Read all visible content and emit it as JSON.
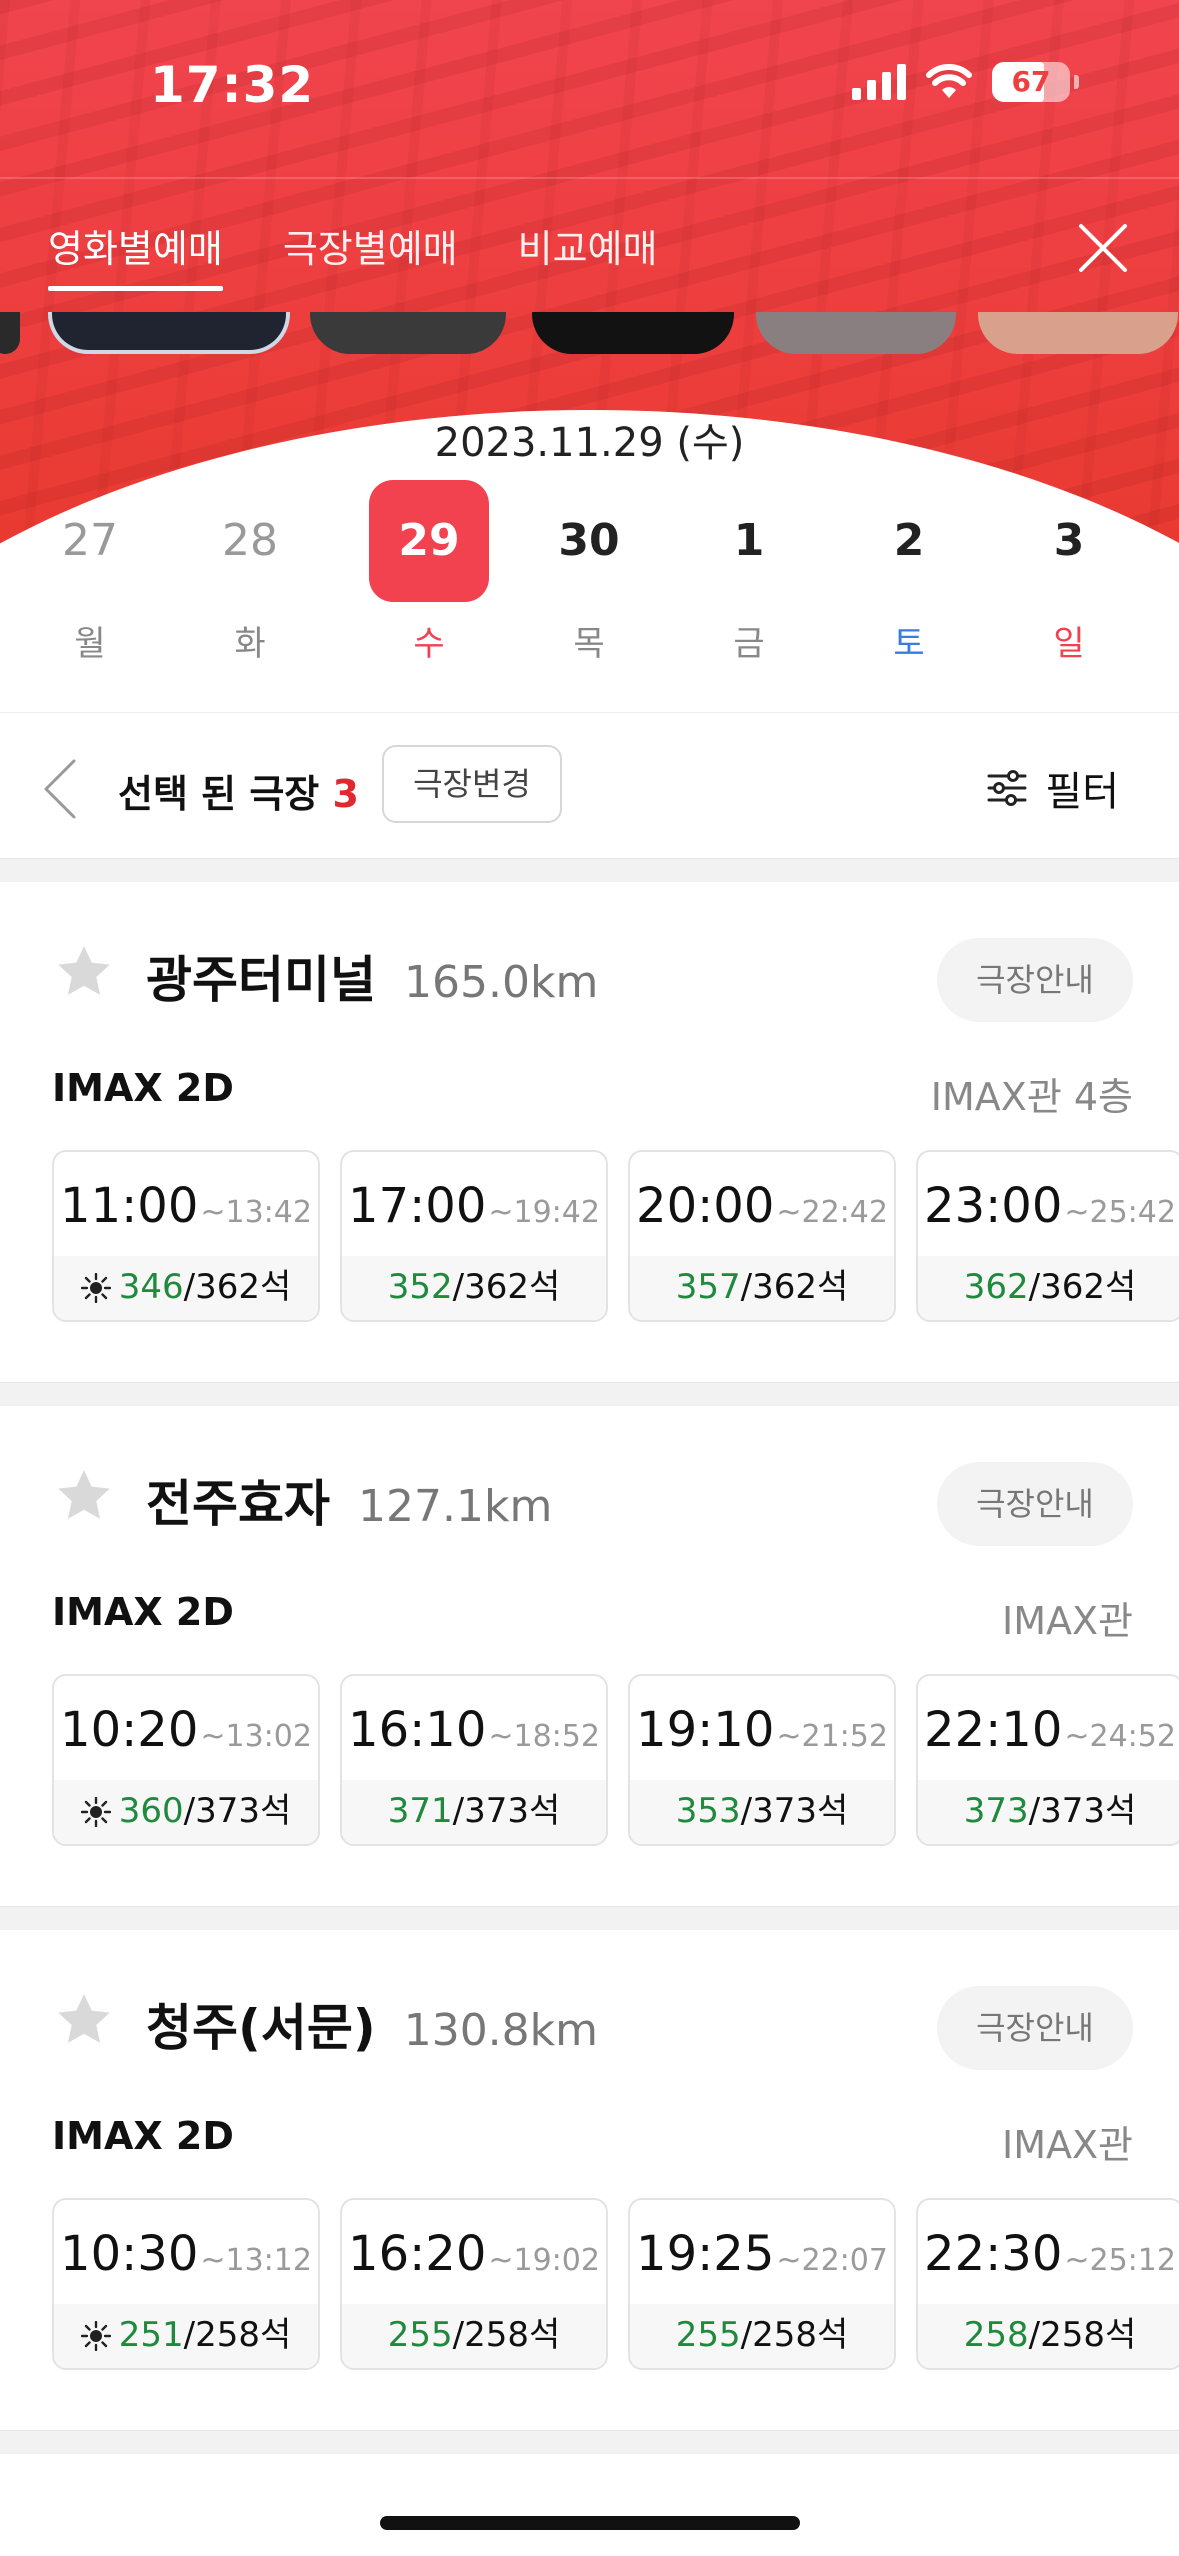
{
  "status_bar": {
    "time": "17:32",
    "battery": "67",
    "battery_level": 0.67
  },
  "tabs": [
    {
      "label": "영화별예매",
      "active": true
    },
    {
      "label": "극장별예매",
      "active": false
    },
    {
      "label": "비교예매",
      "active": false
    }
  ],
  "date_label": "2023.11.29 (수)",
  "days": [
    {
      "num": "27",
      "weekday": "월",
      "state": "past"
    },
    {
      "num": "28",
      "weekday": "화",
      "state": "past"
    },
    {
      "num": "29",
      "weekday": "수",
      "state": "selected"
    },
    {
      "num": "30",
      "weekday": "목",
      "state": "future"
    },
    {
      "num": "1",
      "weekday": "금",
      "state": "future"
    },
    {
      "num": "2",
      "weekday": "토",
      "state": "future"
    },
    {
      "num": "3",
      "weekday": "일",
      "state": "future"
    }
  ],
  "weekday_colors": {
    "selected": "#f2414f",
    "saturday": "#3a7be0",
    "sunday": "#f2414f",
    "default": "#888888"
  },
  "selector": {
    "label": "선택 된 극장",
    "count": "3",
    "change_button": "극장변경",
    "filter_label": "필터"
  },
  "theaters": [
    {
      "name": "광주터미널",
      "distance": "165.0km",
      "guide_button": "극장안내",
      "format": "IMAX 2D",
      "hall": "IMAX관 4층",
      "showtimes": [
        {
          "start": "11:00",
          "end": "~13:42",
          "available": "346",
          "total": "/362석",
          "morning": true
        },
        {
          "start": "17:00",
          "end": "~19:42",
          "available": "352",
          "total": "/362석",
          "morning": false
        },
        {
          "start": "20:00",
          "end": "~22:42",
          "available": "357",
          "total": "/362석",
          "morning": false
        },
        {
          "start": "23:00",
          "end": "~25:42",
          "available": "362",
          "total": "/362석",
          "morning": false
        }
      ]
    },
    {
      "name": "전주효자",
      "distance": "127.1km",
      "guide_button": "극장안내",
      "format": "IMAX 2D",
      "hall": "IMAX관",
      "showtimes": [
        {
          "start": "10:20",
          "end": "~13:02",
          "available": "360",
          "total": "/373석",
          "morning": true
        },
        {
          "start": "16:10",
          "end": "~18:52",
          "available": "371",
          "total": "/373석",
          "morning": false
        },
        {
          "start": "19:10",
          "end": "~21:52",
          "available": "353",
          "total": "/373석",
          "morning": false
        },
        {
          "start": "22:10",
          "end": "~24:52",
          "available": "373",
          "total": "/373석",
          "morning": false
        }
      ]
    },
    {
      "name": "청주(서문)",
      "distance": "130.8km",
      "guide_button": "극장안내",
      "format": "IMAX 2D",
      "hall": "IMAX관",
      "showtimes": [
        {
          "start": "10:30",
          "end": "~13:12",
          "available": "251",
          "total": "/258석",
          "morning": true
        },
        {
          "start": "16:20",
          "end": "~19:02",
          "available": "255",
          "total": "/258석",
          "morning": false
        },
        {
          "start": "19:25",
          "end": "~22:07",
          "available": "255",
          "total": "/258석",
          "morning": false
        },
        {
          "start": "22:30",
          "end": "~25:12",
          "available": "258",
          "total": "/258석",
          "morning": false
        }
      ]
    }
  ],
  "colors": {
    "accent": "#f2414f",
    "available": "#1f8a3c",
    "header_red": "#ee3f40"
  },
  "icons": [
    "signal-icon",
    "wifi-icon",
    "battery-icon",
    "close-icon",
    "back-chevron-icon",
    "filter-icon",
    "star-icon",
    "sun-icon"
  ]
}
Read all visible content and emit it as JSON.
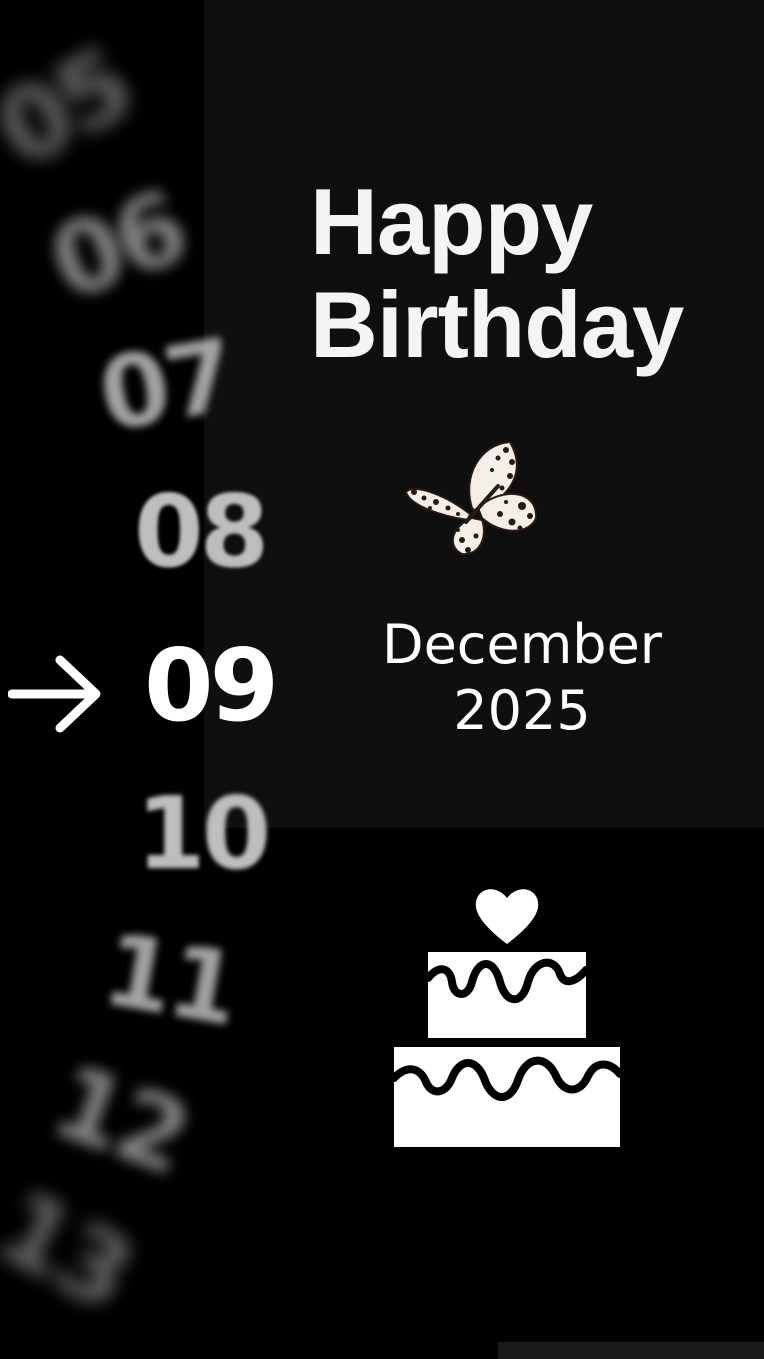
{
  "greeting": {
    "line1": "Happy",
    "line2": "Birthday"
  },
  "date": {
    "month": "December",
    "year": "2025"
  },
  "day_picker": {
    "days": [
      "05",
      "06",
      "07",
      "08",
      "09",
      "10",
      "11",
      "12",
      "13"
    ],
    "selected": "09",
    "arrow_icon": "arrow-right-icon"
  },
  "decorations": {
    "butterfly_icon": "butterfly-icon",
    "cake_icon": "cake-icon"
  },
  "colors": {
    "background": "#000000",
    "panel": "#0f0f0f",
    "text": "#ffffff",
    "faded_number": "#bdbdbd"
  }
}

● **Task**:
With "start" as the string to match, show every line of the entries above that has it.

● **Answer below**:
          "start": "11:00",
          "start": "17:00",
          "start": "20:00",
          "start": "23:00",
          "start": "10:20",
          "start": "16:10",
          "start": "19:10",
          "start": "22:10",
          "start": "10:30",
          "start": "16:20",
          "start": "19:25",
          "start": "22:30",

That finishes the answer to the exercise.